[Dataset rows describing interfaces]
-----

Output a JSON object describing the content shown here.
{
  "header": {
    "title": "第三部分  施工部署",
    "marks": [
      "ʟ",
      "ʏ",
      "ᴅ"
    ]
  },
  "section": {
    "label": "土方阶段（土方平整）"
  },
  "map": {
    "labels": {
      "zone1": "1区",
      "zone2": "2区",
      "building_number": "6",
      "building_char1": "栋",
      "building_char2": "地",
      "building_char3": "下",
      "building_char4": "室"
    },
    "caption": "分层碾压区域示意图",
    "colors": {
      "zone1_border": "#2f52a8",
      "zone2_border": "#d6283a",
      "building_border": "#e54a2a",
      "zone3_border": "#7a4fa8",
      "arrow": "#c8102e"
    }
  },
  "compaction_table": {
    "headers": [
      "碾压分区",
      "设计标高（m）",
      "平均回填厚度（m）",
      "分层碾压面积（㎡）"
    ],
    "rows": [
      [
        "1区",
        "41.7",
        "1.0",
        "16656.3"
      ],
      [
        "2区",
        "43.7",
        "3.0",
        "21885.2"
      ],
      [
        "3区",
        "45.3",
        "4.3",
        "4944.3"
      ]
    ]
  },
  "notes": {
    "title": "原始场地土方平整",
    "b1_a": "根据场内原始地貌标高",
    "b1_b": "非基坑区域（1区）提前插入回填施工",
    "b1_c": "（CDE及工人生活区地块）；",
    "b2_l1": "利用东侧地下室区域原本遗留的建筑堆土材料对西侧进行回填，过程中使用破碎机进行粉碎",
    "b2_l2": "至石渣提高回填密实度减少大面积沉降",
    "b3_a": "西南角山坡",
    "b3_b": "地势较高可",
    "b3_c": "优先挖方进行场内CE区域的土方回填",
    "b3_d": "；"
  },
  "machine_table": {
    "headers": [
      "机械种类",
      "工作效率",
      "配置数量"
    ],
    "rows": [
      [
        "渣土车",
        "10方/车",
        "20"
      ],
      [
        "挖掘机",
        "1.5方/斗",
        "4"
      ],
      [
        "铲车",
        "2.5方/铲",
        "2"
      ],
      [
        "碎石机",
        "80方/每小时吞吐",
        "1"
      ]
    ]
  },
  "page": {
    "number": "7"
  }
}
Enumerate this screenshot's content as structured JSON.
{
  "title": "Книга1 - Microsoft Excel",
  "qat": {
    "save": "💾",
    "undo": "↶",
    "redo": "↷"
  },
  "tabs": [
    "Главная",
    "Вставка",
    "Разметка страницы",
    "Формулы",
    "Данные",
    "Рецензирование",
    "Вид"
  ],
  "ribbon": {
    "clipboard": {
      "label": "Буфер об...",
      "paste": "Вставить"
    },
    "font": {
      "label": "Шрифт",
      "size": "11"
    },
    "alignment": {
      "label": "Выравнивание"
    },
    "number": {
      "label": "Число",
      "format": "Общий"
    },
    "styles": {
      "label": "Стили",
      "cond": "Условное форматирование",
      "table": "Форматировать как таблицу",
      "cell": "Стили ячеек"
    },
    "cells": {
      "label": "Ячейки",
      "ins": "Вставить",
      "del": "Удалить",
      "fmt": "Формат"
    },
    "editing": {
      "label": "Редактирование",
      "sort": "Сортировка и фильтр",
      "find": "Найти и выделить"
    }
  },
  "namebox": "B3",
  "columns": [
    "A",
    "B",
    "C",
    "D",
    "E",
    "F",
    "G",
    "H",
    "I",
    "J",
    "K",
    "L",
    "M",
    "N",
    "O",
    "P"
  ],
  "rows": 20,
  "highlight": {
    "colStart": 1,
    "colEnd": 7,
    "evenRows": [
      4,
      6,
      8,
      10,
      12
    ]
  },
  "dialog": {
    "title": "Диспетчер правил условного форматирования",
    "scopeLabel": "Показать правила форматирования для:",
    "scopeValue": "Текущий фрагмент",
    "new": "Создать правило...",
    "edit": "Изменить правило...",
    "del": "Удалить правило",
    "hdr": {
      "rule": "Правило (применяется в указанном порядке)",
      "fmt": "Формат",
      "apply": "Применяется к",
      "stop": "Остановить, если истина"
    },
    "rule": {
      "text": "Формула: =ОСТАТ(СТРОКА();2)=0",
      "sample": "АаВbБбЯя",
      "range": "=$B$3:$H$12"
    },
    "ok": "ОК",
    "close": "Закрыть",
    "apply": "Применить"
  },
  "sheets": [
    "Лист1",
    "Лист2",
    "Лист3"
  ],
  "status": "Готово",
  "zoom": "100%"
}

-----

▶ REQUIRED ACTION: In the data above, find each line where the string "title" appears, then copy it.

▶ SOLUTION FOR THIS TASK:
    "title": "第三部分  施工部署",
    "title": "原始场地土方平整",
  "title": "Книга1 - Microsoft Excel",
    "title": "Диспетчер правил условного форматирования",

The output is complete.